Most Rev Francisco de Assis da Silva told Christian Aid the Brazilian senators' decision to impeach Dilma Rousseff would make poverty and corruption in the country even worse than it already is.
Earlier this week senators voted 61-20 to impeach Ms Rousseff over accusations she used public money to hide budget deficits.
Ms Rousseff has always denied the claims and Christian Aid has said no evidence proving she mismanaged taxpayer's money has been produced.
Reports have said inquiries into the budgetary allegations have also regarded Dilma Rousseff's wider record in government, which has seen long-running strikes, allegations of corruption regarding the country's state-owned oil company and claims Brazil was ill-prepared for the 2016 Summer Olympics.
Most Rev da Silva said: "The Senators condemned the President for a crime but didn't forbid her from running for another public position.

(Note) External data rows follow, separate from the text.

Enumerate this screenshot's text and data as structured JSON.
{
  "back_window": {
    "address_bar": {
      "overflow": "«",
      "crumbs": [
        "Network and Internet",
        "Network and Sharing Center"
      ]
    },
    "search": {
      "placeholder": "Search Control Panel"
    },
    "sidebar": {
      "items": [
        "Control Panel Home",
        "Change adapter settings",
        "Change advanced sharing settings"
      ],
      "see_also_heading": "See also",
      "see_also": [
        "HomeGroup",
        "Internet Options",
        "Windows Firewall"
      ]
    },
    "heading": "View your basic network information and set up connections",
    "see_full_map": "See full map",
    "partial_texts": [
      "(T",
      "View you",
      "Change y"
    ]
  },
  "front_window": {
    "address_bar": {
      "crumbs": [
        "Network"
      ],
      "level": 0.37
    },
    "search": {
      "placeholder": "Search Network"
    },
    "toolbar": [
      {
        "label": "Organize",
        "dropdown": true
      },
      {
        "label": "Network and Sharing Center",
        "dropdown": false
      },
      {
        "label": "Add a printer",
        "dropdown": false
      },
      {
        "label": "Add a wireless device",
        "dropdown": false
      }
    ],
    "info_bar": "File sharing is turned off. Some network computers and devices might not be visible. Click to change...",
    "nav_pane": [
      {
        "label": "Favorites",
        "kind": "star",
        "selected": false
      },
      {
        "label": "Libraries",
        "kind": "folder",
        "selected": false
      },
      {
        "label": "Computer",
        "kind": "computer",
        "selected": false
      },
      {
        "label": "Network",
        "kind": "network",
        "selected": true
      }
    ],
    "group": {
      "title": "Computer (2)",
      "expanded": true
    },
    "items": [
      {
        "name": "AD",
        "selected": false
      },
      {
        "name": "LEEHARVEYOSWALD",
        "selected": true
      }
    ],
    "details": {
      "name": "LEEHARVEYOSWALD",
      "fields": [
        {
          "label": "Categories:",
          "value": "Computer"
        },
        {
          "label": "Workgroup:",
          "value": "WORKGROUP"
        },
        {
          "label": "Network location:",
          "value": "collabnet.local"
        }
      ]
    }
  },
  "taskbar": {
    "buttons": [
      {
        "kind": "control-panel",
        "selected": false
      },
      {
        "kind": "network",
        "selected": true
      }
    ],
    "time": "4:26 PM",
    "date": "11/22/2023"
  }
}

This just makes clear that what happened was a coup.
"There was no real crime - just a matter of taking her out of power.
"Our partners abroad have to know how deep are the setbacks we face now.
"We can already name three: the slowing of corruption investigations, setbacks to social rights and increasing private control over Brazil's natural resources and public goods."
The Archbishop added what he believed should be the Brazilian response: "To resist, to resist, to resist. This is how we will face this coup and the setbacks."